§ **Exercise**
Go over the records and copy every line with the string "description".

Segment Start: Available data

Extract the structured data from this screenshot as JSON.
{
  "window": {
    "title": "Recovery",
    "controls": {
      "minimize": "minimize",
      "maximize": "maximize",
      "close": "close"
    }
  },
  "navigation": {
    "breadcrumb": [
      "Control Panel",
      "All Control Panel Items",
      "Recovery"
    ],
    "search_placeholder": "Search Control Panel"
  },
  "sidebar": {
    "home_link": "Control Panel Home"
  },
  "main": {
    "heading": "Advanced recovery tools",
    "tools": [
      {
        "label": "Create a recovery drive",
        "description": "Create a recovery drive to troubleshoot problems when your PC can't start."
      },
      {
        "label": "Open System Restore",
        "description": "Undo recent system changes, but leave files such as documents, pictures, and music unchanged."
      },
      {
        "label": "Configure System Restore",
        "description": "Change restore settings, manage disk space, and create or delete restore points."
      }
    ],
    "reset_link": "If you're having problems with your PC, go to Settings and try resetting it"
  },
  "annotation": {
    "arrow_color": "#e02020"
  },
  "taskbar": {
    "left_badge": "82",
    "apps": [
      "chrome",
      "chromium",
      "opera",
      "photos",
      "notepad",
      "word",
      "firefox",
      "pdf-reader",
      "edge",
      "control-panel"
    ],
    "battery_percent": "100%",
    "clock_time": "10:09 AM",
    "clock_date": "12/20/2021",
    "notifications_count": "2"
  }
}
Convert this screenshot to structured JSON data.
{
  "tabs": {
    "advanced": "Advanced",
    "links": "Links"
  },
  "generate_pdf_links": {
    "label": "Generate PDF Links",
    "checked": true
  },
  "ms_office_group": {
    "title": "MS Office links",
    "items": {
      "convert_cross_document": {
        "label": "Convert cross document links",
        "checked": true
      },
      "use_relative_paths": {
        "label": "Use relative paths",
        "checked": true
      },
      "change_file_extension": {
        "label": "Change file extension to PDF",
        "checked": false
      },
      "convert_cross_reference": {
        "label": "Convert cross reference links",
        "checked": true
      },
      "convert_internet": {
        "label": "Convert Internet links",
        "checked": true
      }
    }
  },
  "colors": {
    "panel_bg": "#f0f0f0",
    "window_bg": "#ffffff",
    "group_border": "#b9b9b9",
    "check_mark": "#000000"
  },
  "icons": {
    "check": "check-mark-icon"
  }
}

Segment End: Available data

§ **Exercise result**
        "description": "Create a recovery drive to troubleshoot problems when your PC can't start."
        "description": "Undo recent system changes, but leave files such as documents, pictures, and music unchanged."
        "description": "Change restore settings, manage disk space, and create or delete restore points."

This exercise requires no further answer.